Does the sight of funeral cars in a procession make you sad? When you see a funeral home or something else related to death, do you get a lump in your throat thinking about a loved one’s death in the past? If so, TV might be a way to overcome this. One blogger lists five ways in which the show Six Feet Under has helped her be more comfortable with the idea of death.
1. “Everything. Everyone. Everywhere. Ends.” This tagline for the show points out a reality that some people don’t want to face. But once you come to grips with it, life is easier. Nobody gets out of this world alive and some leave it sooner than we expect. The show constantly reminds us of this in each episode.
2. The absence of grieving is acceptable. In one episode toward the end of the series, one character explains that he’s just tired of grieving. Instead of being sad, he just wants to make every minute of life count. There is a time for grieving, but it’s okay to let it go and move on once that time is over.
3. Death comes in the most unexpected ways. At the beginning of each episode, somebody dies. Sometimes it’s a normal way like choking on something and other times it’s as unusual as nearly getting decapitated from a street sign when standing up through the moon roof in a limousine.
4. The show makes you appreciate life. For many people, being around death makes them appreciate life even more. Some characters in the show exhibit this at times since they are always around the idea of death in the family-owned funeral home.
5. Six Feet Under gives you perspective. When you think of death as an inevitable part of life, it makes you prioritize your life and think about what’s really important.

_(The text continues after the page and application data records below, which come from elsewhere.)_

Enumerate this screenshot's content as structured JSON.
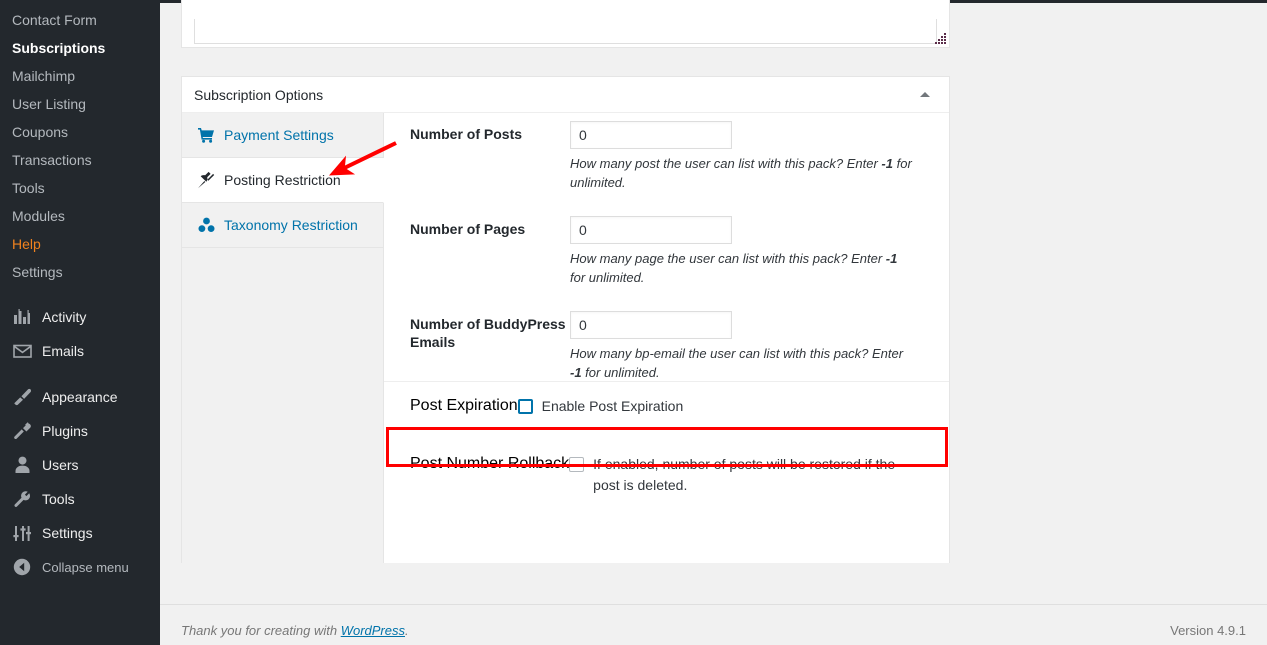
{
  "sidebar": {
    "submenu": [
      {
        "label": "Contact Form",
        "state": "normal"
      },
      {
        "label": "Subscriptions",
        "state": "current"
      },
      {
        "label": "Mailchimp",
        "state": "normal"
      },
      {
        "label": "User Listing",
        "state": "normal"
      },
      {
        "label": "Coupons",
        "state": "normal"
      },
      {
        "label": "Transactions",
        "state": "normal"
      },
      {
        "label": "Tools",
        "state": "normal"
      },
      {
        "label": "Modules",
        "state": "normal"
      },
      {
        "label": "Help",
        "state": "help"
      },
      {
        "label": "Settings",
        "state": "normal"
      }
    ],
    "menu": [
      {
        "label": "Activity",
        "icon": "activity-chart-icon"
      },
      {
        "label": "Emails",
        "icon": "envelope-icon"
      },
      {
        "label": "Appearance",
        "icon": "paintbrush-icon"
      },
      {
        "label": "Plugins",
        "icon": "plug-icon"
      },
      {
        "label": "Users",
        "icon": "user-icon"
      },
      {
        "label": "Tools",
        "icon": "wrench-icon"
      },
      {
        "label": "Settings",
        "icon": "sliders-icon"
      }
    ],
    "collapse_label": "Collapse menu",
    "collapse_icon": "circle-left-arrow-icon"
  },
  "postbox": {
    "title": "Subscription Options",
    "toggle_icon": "triangle-up-icon",
    "tabs": [
      {
        "label": "Payment Settings",
        "icon": "shopping-cart-icon",
        "active": false
      },
      {
        "label": "Posting Restriction",
        "icon": "pushpin-icon",
        "active": true
      },
      {
        "label": "Taxonomy Restriction",
        "icon": "taxonomy-dots-icon",
        "active": false
      }
    ],
    "fields": {
      "posts": {
        "label": "Number of Posts",
        "value": "0",
        "desc_pre": "How many post the user can list with this pack? Enter ",
        "desc_bold": "-1",
        "desc_post": " for unlimited."
      },
      "pages": {
        "label": "Number of Pages",
        "value": "0",
        "desc_pre": "How many page the user can list with this pack? Enter ",
        "desc_bold": "-1",
        "desc_post": " for unlimited."
      },
      "bp_emails": {
        "label": "Number of BuddyPress Emails",
        "value": "0",
        "desc_pre": "How many bp-email the user can list with this pack? Enter ",
        "desc_bold": "-1",
        "desc_post": " for unlimited."
      },
      "post_expiration": {
        "label": "Post Expiration",
        "checkbox_label": "Enable Post Expiration",
        "checked": false,
        "focused": true
      },
      "post_number_rollback": {
        "label": "Post Number Rollback",
        "checkbox_label": "If enabled, number of posts will be restored if the post is deleted.",
        "checked": false,
        "focused": false
      }
    }
  },
  "annotations": {
    "highlight_color": "#ff0000",
    "arrow_color": "#ff0000",
    "arrow_target": "Posting Restriction",
    "highlight_target": "Post Expiration"
  },
  "footer": {
    "thanks_pre": "Thank you for creating with ",
    "link_label": "WordPress",
    "thanks_post": ".",
    "version": "Version 4.9.1"
  }
}
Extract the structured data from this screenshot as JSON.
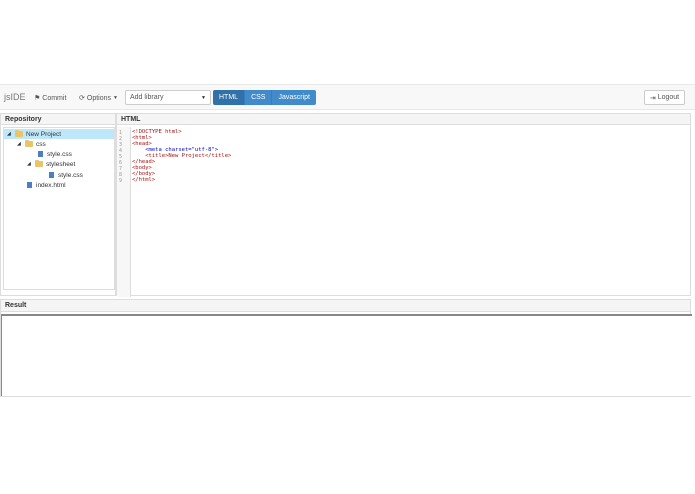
{
  "navbar": {
    "brand": "jsIDE",
    "commit_label": "Commit",
    "options_label": "Options",
    "library_placeholder": "Add library",
    "modes": [
      "HTML",
      "CSS",
      "Javascript"
    ],
    "active_mode": "HTML",
    "logout_label": "Logout"
  },
  "repository": {
    "title": "Repository",
    "tree": [
      {
        "label": "New Project",
        "type": "folder",
        "expanded": true,
        "selected": true
      },
      {
        "label": "css",
        "type": "folder",
        "expanded": true
      },
      {
        "label": "style.css",
        "type": "file"
      },
      {
        "label": "stylesheet",
        "type": "folder",
        "expanded": true
      },
      {
        "label": "style.css",
        "type": "file"
      },
      {
        "label": "index.html",
        "type": "file"
      }
    ]
  },
  "editor": {
    "title": "HTML",
    "line_numbers": [
      "1",
      "2",
      "3",
      "4",
      "5",
      "6",
      "7",
      "8",
      "9"
    ],
    "lines": [
      "<!DOCTYPE html>",
      "<html>",
      "<head>",
      "    <meta charset=\"utf-8\">",
      "    <title>New Project</title>",
      "</head>",
      "<body>",
      "</body>",
      "</html>"
    ]
  },
  "result": {
    "title": "Result"
  }
}
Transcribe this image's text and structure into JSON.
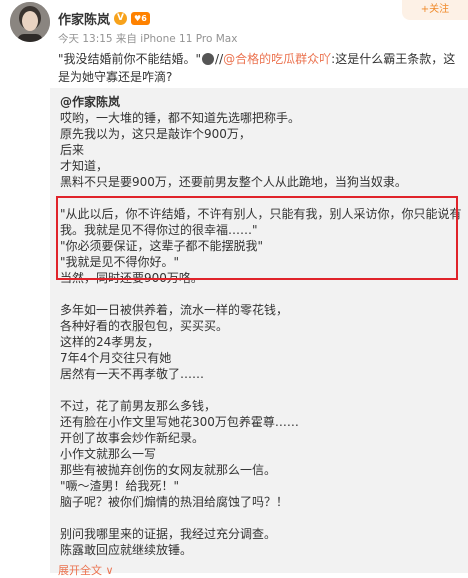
{
  "header": {
    "author": "作家陈岚",
    "level_badge": "6",
    "meta": "今天 13:15 来自 iPhone 11 Pro Max",
    "follow_label": "+关注"
  },
  "post": {
    "text_before": "\"我没结婚前你不能结婚。\"",
    "separator": "//",
    "mention": "@合格的吃瓜群众吖",
    "text_after": ":这是什么霸王条款，这是为她守寡还是咋滴?"
  },
  "repost": {
    "author": "@作家陈岚",
    "lines": [
      "哎哟，一大堆的锤，都不知道先选哪把称手。",
      "原先我以为，这只是敲诈个900万，",
      "后来",
      "才知道，",
      "黑料不只是要900万，还要前男友整个人从此跪地，当狗当奴隶。",
      "",
      "\"从此以后，你不许结婚，不许有别人，只能有我，别人采访你，你只能说有",
      "我。我就是见不得你过的很幸福……\"",
      "\"你必须要保证，这辈子都不能摆脱我\"",
      "\"我就是见不得你好。\"",
      "当然，同时还要900万咯。",
      "",
      "多年如一日被供养着，流水一样的零花钱，",
      "各种好看的衣服包包，买买买。",
      "这样的24孝男友，",
      "7年4个月交往只有她",
      "居然有一天不再孝敬了……",
      "",
      "不过，花了前男友那么多钱，",
      "还有脸在小作文里写她花300万包养霍尊……",
      "开创了故事会炒作新纪录。",
      "小作文就那么一写",
      "那些有被抛弃创伤的女网友就那么一信。",
      "\"噘～渣男！给我死！\"",
      "脑子呢？被你们煽情的热泪给腐蚀了吗？！",
      "",
      "别问我哪里来的证据，我经过充分调查。",
      "陈露敢回应就继续放锤。"
    ]
  },
  "expand_label": "展开全文 ∨"
}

If you’ve never seen the show, rent it on DVD. Just be prepared to get enthralled and emotionally invested in watching these different people experience life in so many ways.
Filed Under: Funeral Cars